Matthew McConaughey wasted a performance in Gus Van Sant’s most disappointing film, a self-important look at white male redemption.
Gus Van Sant’s Oscar-winning character drama is a safe, middlebrow nuts-and-bolts picture as formative as it is uncreative for the filmmaker.
Gus Van Sant’s 1991 queer classic is a mournful tone poem about lost youth, and the intersection between class and queerness.
Gus Van Sant’s queer Western was received with scorn by critics when it first came out, but its celebration of the abject deserves reconsideration.
Gus Van Sant and Buck Henry’s darkly funny satire about toxic self-obsession features a memorably villainous turn by Nicole Kidman.
Gus Van Sant’s second feature is a stylish but sensitive and non-judgmental look at drug addiction.
Gus Van Sant’s gritty, low-budget debut lays the groundwork for a successful career. And 35 years on, the subject matter seems eerily relevant.
For Pride Month, we highlight the work of America’s poet laureate for dirtbags, dreamers, and disaffected youth.
Marcus Nispel’s confused, uninspired revamp of the franchise stresses the importance of not touching Jason’s stash of sticky-icky.
Freddy vs. Jason is not a good movie – and that’s not just okay, it may well be transgressive.
New Line sends Jason to the final frontier, and sends all the thinly-drawn characters and low-budget kills of the franchise with him.
Jason Voorhees tears his way over to New Line Cinema, who promptly cranks out an entry that warps his mythos for the worse.
Paramount tried to jazz up the Friday the 13th franchise by plopping Jason in the City That Never Sleeps, but the results nearly killed the series.
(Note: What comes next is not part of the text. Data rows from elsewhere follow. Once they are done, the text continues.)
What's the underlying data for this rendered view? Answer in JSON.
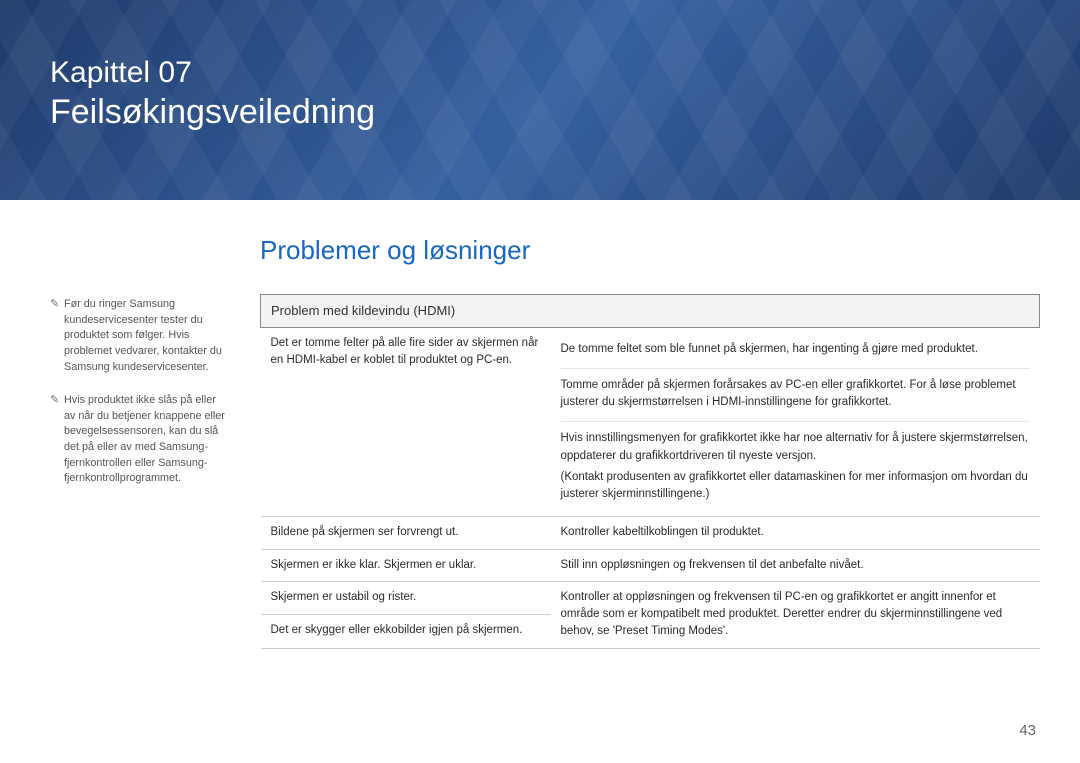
{
  "hero": {
    "chapter": "Kapittel 07",
    "title": "Feilsøkingsveiledning"
  },
  "section_title": "Problemer og løsninger",
  "notes": [
    "Før du ringer Samsung kundeservicesenter tester du produktet som følger. Hvis problemet vedvarer, kontakter du Samsung kundeservicesenter.",
    "Hvis produktet ikke slås på eller av når du betjener knappene eller bevegelsessensoren, kan du slå det på eller av med Samsung-fjernkontrollen eller Samsung-fjernkontrollprogrammet."
  ],
  "table": {
    "header": "Problem med kildevindu (HDMI)",
    "rows": [
      {
        "problem": "Det er tomme felter på alle fire sider av skjermen når en HDMI-kabel er koblet til produktet og PC-en.",
        "solutions": [
          "De tomme feltet som ble funnet på skjermen, har ingenting å gjøre med produktet.",
          "Tomme områder på skjermen forårsakes av PC-en eller grafikkortet. For å løse problemet justerer du skjermstørrelsen i HDMI-innstillingene for grafikkortet.",
          "Hvis innstillingsmenyen for grafikkortet ikke har noe alternativ for å justere skjermstørrelsen, oppdaterer du grafikkortdriveren til nyeste versjon.",
          "(Kontakt produsenten av grafikkortet eller datamaskinen for mer informasjon om hvordan du justerer skjerminnstillingene.)"
        ]
      },
      {
        "problem": "Bildene på skjermen ser forvrengt ut.",
        "solutions": [
          "Kontroller kabeltilkoblingen til produktet."
        ]
      },
      {
        "problem": "Skjermen er ikke klar. Skjermen er uklar.",
        "solutions": [
          "Still inn oppløsningen og frekvensen til det anbefalte nivået."
        ]
      },
      {
        "problem": "Skjermen er ustabil og rister.",
        "solutions": [
          "Kontroller at oppløsningen og frekvensen til PC-en og grafikkortet er angitt innenfor et område som er kompatibelt med produktet. Deretter endrer du skjerminnstillingene ved behov, se 'Preset Timing Modes'."
        ]
      },
      {
        "problem": "Det er skygger eller ekkobilder igjen på skjermen.",
        "solutions": [
          ""
        ]
      }
    ]
  },
  "page_number": "43"
}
Jason Voorhees came back with more teen drama and an even gorier look.
The Friday the 13th series chugs along with a straightforward but functional slasher with a hint of metahumor.
Jason (and the franchise) comes back from an ostensible conclusion to keep up the blood-splattering mayhem.
Frank Mancuso, Jr. and Paramount tried to give Jason Voorhees a killer sendoff, but the franchise didn’t stay dead.